Goal of the exercise = The answer should contain every record below, output exactly.
------ Input data
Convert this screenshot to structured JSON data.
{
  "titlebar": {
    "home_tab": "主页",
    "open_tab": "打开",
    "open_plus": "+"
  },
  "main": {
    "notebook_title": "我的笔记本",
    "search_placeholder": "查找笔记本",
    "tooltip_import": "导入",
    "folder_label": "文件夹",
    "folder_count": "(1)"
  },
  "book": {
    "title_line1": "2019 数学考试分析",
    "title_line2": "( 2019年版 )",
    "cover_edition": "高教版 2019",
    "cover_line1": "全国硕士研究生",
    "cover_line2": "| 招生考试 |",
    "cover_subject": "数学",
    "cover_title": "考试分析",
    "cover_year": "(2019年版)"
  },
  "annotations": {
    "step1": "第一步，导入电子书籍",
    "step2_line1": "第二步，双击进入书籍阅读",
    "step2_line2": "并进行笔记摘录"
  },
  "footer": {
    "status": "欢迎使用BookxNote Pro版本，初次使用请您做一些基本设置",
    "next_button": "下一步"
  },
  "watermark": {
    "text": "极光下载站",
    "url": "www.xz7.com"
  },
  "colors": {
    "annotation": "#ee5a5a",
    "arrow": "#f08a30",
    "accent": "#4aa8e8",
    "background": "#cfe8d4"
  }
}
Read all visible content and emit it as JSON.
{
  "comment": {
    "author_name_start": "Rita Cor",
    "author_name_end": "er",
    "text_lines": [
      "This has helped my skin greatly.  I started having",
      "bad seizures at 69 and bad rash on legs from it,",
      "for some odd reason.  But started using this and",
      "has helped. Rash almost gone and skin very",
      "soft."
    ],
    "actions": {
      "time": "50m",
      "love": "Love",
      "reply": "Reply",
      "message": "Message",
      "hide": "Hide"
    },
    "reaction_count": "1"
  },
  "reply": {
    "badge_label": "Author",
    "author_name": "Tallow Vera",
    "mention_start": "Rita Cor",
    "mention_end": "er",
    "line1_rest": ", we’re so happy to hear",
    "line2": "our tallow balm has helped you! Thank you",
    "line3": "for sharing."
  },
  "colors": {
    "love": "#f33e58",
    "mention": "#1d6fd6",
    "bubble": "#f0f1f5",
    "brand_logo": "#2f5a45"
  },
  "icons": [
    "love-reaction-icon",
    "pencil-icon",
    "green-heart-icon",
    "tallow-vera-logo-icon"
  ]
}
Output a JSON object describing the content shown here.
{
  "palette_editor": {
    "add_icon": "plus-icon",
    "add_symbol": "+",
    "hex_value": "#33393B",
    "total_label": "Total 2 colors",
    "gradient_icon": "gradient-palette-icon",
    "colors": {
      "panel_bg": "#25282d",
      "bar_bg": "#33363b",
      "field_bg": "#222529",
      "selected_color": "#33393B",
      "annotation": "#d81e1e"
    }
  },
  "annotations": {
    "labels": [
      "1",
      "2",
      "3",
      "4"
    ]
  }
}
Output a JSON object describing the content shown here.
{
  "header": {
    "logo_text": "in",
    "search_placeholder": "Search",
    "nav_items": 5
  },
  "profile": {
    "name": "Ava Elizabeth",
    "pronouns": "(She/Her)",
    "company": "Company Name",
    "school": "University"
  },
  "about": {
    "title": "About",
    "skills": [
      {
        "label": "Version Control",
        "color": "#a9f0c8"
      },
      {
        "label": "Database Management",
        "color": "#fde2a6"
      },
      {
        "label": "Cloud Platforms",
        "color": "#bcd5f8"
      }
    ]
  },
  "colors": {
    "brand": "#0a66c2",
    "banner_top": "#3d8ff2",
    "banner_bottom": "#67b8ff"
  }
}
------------
Your response =
Convert this screenshot to structured JSON data.
{
  "titlebar": {
    "home_tab": "主页",
    "open_tab": "打开",
    "open_plus": "+"
  },
  "main": {
    "notebook_title": "我的笔记本",
    "search_placeholder": "查找笔记本",
    "tooltip_import": "导入",
    "folder_label": "文件夹",
    "folder_count": "(1)"
  },
  "book": {
    "title_line1": "2019 数学考试分析",
    "title_line2": "( 2019年版 )",
    "cover_edition": "高教版 2019",
    "cover_line1": "全国硕士研究生",
    "cover_line2": "| 招生考试 |",
    "cover_subject": "数学",
    "cover_title": "考试分析",
    "cover_year": "(2019年版)"
  },
  "annotations": {
    "step1": "第一步，导入电子书籍",
    "step2_line1": "第二步，双击进入书籍阅读",
    "step2_line2": "并进行笔记摘录"
  },
  "footer": {
    "status": "欢迎使用BookxNote Pro版本，初次使用请您做一些基本设置",
    "next_button": "下一步"
  },
  "watermark": {
    "text": "极光下载站",
    "url": "www.xz7.com"
  },
  "colors": {
    "annotation": "#ee5a5a",
    "arrow": "#f08a30",
    "accent": "#4aa8e8",
    "background": "#cfe8d4"
  }
}
Read all visible content and emit it as JSON.
{
  "comment": {
    "author_name_start": "Rita Cor",
    "author_name_end": "er",
    "text_lines": [
      "This has helped my skin greatly.  I started having",
      "bad seizures at 69 and bad rash on legs from it,",
      "for some odd reason.  But started using this and",
      "has helped. Rash almost gone and skin very",
      "soft."
    ],
    "actions": {
      "time": "50m",
      "love": "Love",
      "reply": "Reply",
      "message": "Message",
      "hide": "Hide"
    },
    "reaction_count": "1"
  },
  "reply": {
    "badge_label": "Author",
    "author_name": "Tallow Vera",
    "mention_start": "Rita Cor",
    "mention_end": "er",
    "line1_rest": ", we’re so happy to hear",
    "line2": "our tallow balm has helped you! Thank you",
    "line3": "for sharing."
  },
  "colors": {
    "love": "#f33e58",
    "mention": "#1d6fd6",
    "bubble": "#f0f1f5",
    "brand_logo": "#2f5a45"
  },
  "icons": [
    "love-reaction-icon",
    "pencil-icon",
    "green-heart-icon",
    "tallow-vera-logo-icon"
  ]
}
Output a JSON object describing the content shown here.
{
  "palette_editor": {
    "add_icon": "plus-icon",
    "add_symbol": "+",
    "hex_value": "#33393B",
    "total_label": "Total 2 colors",
    "gradient_icon": "gradient-palette-icon",
    "colors": {
      "panel_bg": "#25282d",
      "bar_bg": "#33363b",
      "field_bg": "#222529",
      "selected_color": "#33393B",
      "annotation": "#d81e1e"
    }
  },
  "annotations": {
    "labels": [
      "1",
      "2",
      "3",
      "4"
    ]
  }
}
Output a JSON object describing the content shown here.
{
  "header": {
    "logo_text": "in",
    "search_placeholder": "Search",
    "nav_items": 5
  },
  "profile": {
    "name": "Ava Elizabeth",
    "pronouns": "(She/Her)",
    "company": "Company Name",
    "school": "University"
  },
  "about": {
    "title": "About",
    "skills": [
      {
        "label": "Version Control",
        "color": "#a9f0c8"
      },
      {
        "label": "Database Management",
        "color": "#fde2a6"
      },
      {
        "label": "Cloud Platforms",
        "color": "#bcd5f8"
      }
    ]
  },
  "colors": {
    "brand": "#0a66c2",
    "banner_top": "#3d8ff2",
    "banner_bottom": "#67b8ff"
  }
}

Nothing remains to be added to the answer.